Kawamoto Kihachiro

mccaskem at georgetown.edu mccaskem at georgetown.edu
Fri Aug 27 09:13:19 EDT 2010

I am saddened by Kawamoto's passing, and very grateful to Aaron for letting us 
know. Kawamoto's work is miraculous. It was my own entryway into Anime some 
years ago, at a time when I wasn't sure Anime films were "intellectual" enough to 
fit in an academic framework. I started out by showing Kawamoto's work to my 
students in seminars, and now I teach a regular Anime film course as a result. 

Like Miyazaki Hayao, Kawamoto kept in contact and collaborated with leading 
overseas animation artists, in China, in France, in Russia, and in the former 

Together with other outstanding world animators, he created an animated 
version of/tribute to Basho's long verse cycle Fuyu no hi/A Winter's Day. The 
abridged version is on DVD at


As I recall, the segments all have Japanese subtitles. The sound tracks are in the 
various languages of the animators - including Yuri Norstein, and another 
Russian artist, I think Alexandrov maybe, who paints his spectacular creations 
using his fingers and fingernails, producing amazing effects. Each animator 
created imagery to express an image in Fuyu no hi.
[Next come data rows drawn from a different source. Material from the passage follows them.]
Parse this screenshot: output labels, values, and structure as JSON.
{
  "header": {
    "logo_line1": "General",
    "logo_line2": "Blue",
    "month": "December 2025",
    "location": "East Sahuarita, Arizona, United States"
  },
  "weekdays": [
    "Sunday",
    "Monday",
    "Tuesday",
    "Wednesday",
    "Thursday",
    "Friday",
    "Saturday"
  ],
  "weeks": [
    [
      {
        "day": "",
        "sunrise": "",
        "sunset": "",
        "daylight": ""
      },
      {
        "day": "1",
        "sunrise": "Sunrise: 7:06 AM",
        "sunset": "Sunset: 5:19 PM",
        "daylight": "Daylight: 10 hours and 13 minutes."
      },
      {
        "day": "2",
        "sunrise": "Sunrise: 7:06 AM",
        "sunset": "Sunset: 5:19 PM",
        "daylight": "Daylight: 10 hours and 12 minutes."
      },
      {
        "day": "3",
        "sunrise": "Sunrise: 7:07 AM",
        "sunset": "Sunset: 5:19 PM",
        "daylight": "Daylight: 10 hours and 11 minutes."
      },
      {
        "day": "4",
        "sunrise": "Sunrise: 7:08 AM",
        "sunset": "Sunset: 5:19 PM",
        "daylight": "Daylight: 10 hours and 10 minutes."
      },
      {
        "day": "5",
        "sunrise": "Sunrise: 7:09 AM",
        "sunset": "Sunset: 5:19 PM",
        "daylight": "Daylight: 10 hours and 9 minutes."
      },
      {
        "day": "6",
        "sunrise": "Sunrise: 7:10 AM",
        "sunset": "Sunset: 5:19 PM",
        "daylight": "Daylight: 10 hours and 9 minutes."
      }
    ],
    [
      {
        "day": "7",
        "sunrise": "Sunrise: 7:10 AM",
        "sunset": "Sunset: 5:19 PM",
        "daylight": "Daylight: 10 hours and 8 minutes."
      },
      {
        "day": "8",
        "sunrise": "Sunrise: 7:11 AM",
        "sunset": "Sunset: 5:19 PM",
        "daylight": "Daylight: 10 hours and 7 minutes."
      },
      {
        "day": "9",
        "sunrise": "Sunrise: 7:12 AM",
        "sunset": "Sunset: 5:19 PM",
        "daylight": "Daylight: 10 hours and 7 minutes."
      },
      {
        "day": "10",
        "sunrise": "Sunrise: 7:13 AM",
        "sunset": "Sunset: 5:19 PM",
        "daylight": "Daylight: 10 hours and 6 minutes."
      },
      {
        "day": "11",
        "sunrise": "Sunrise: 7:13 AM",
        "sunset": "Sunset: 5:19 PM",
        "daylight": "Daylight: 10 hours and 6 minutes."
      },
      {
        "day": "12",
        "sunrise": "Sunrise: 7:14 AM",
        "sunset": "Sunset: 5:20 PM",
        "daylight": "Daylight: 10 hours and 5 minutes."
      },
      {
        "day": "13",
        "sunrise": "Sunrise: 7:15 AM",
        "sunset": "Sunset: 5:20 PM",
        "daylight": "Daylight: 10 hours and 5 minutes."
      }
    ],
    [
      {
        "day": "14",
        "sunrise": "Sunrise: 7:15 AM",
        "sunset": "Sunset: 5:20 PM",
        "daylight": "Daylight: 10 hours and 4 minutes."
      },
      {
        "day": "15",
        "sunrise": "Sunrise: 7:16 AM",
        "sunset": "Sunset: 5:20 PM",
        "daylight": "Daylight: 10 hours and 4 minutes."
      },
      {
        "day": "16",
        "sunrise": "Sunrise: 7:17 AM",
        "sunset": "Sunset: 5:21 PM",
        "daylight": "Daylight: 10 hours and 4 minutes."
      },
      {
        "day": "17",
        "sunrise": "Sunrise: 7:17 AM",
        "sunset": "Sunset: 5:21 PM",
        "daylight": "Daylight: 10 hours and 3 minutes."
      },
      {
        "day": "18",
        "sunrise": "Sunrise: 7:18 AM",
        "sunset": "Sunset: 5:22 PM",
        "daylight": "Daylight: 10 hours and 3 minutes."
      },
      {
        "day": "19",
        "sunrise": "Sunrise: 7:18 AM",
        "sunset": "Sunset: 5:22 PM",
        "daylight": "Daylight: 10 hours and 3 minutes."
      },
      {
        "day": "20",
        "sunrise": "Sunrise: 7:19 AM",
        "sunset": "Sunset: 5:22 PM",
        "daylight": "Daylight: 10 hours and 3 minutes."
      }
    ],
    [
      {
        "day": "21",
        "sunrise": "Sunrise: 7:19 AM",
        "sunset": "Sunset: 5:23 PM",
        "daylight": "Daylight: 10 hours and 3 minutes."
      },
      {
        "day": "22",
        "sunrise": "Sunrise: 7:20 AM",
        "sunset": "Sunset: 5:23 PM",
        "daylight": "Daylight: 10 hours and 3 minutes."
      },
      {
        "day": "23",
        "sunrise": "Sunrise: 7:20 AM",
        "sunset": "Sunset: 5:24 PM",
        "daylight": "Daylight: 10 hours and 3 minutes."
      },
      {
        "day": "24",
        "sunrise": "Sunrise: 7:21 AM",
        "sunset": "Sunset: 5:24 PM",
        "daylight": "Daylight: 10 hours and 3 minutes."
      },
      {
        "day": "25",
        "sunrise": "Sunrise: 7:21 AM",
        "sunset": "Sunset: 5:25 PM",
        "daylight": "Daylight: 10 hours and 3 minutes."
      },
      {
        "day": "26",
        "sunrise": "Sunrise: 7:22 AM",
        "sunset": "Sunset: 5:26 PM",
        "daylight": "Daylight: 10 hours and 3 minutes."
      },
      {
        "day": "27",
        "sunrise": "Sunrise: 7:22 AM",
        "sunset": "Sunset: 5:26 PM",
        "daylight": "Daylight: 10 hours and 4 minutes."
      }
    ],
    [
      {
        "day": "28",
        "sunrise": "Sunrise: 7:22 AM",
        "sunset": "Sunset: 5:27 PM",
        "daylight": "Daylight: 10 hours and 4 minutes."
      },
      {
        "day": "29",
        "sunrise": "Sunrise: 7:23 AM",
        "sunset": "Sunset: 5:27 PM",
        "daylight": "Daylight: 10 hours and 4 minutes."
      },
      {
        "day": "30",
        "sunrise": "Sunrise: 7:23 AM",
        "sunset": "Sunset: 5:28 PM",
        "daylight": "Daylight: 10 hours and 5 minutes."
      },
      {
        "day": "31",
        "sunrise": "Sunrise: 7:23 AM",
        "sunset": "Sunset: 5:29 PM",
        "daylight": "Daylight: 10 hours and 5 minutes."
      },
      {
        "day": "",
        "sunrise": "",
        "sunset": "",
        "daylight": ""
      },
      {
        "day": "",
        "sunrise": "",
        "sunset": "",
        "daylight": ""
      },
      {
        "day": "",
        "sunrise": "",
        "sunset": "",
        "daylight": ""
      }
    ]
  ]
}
There is also a full version box set- many hours of animated Basho poetry in 
visual motion. It's also available via Amazon.jp.


Kawamoto also animated the complete Heike Monogatari, available in a box set.


These are all wonderful works of art. The boxes are kind of expensive, 35000 
yen or more apiece, but are great additions to a university or institute library.

Kawamoto was a truly great animator. He combined the bunraku and anme 
media in a way no one else has. His work is as fantastic and pioneering as Kon's, 
but he was fortunate enough to have a full lifetime to create it all.

Michael McCaskey
Georgetown University

More information about the KineJapan mailing list